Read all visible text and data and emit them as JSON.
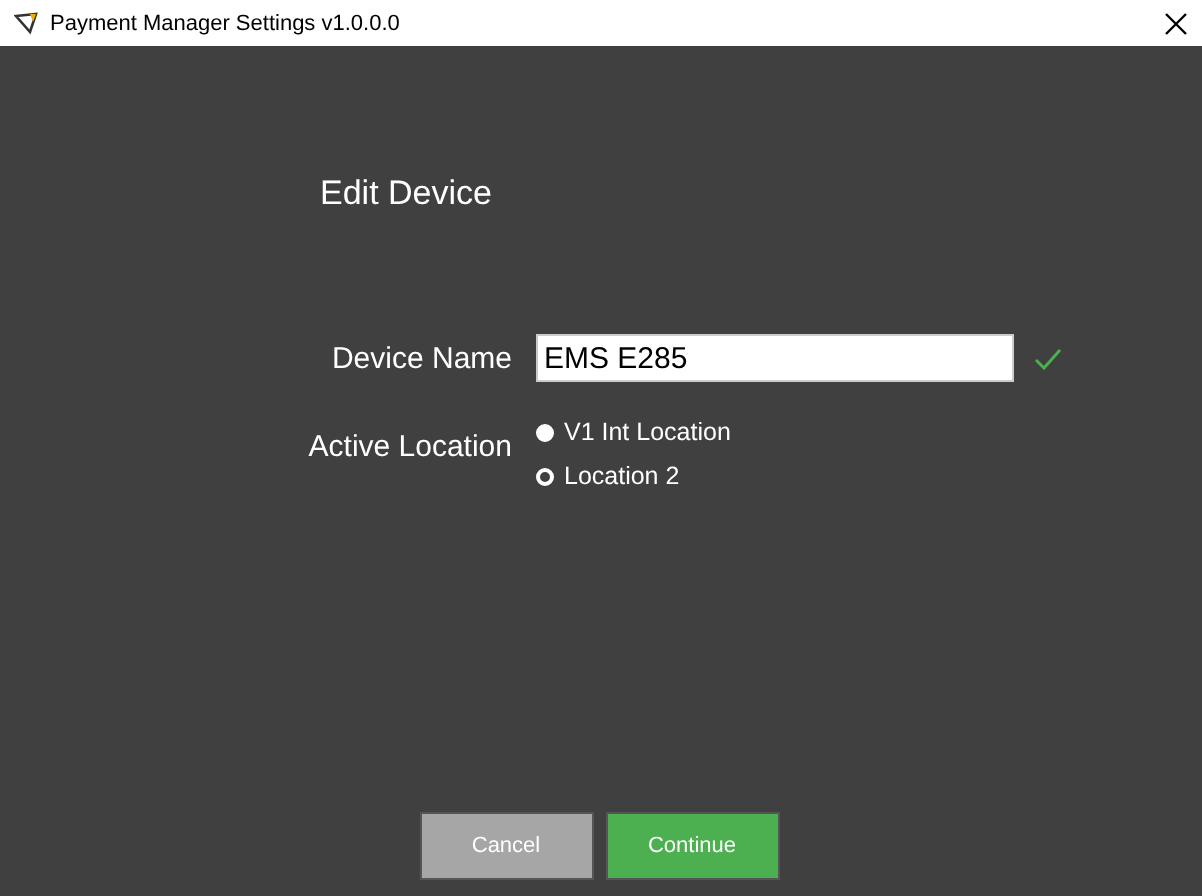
{
  "window": {
    "title": "Payment Manager Settings v1.0.0.0"
  },
  "heading": "Edit Device",
  "device_name": {
    "label": "Device Name",
    "value": "EMS E285",
    "valid": true
  },
  "active_location": {
    "label": "Active Location",
    "options": [
      {
        "label": "V1 Int Location",
        "selected": false
      },
      {
        "label": "Location 2",
        "selected": true
      }
    ]
  },
  "buttons": [
    {
      "label": "Cancel",
      "kind": "secondary"
    },
    {
      "label": "Continue",
      "kind": "primary"
    }
  ]
}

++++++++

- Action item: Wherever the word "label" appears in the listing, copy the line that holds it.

- Task result:
    "label": "Device Name",
    "label": "Active Location",
        "label": "V1 Int Location",
        "label": "Location 2",
      "label": "Cancel",
      "label": "Continue",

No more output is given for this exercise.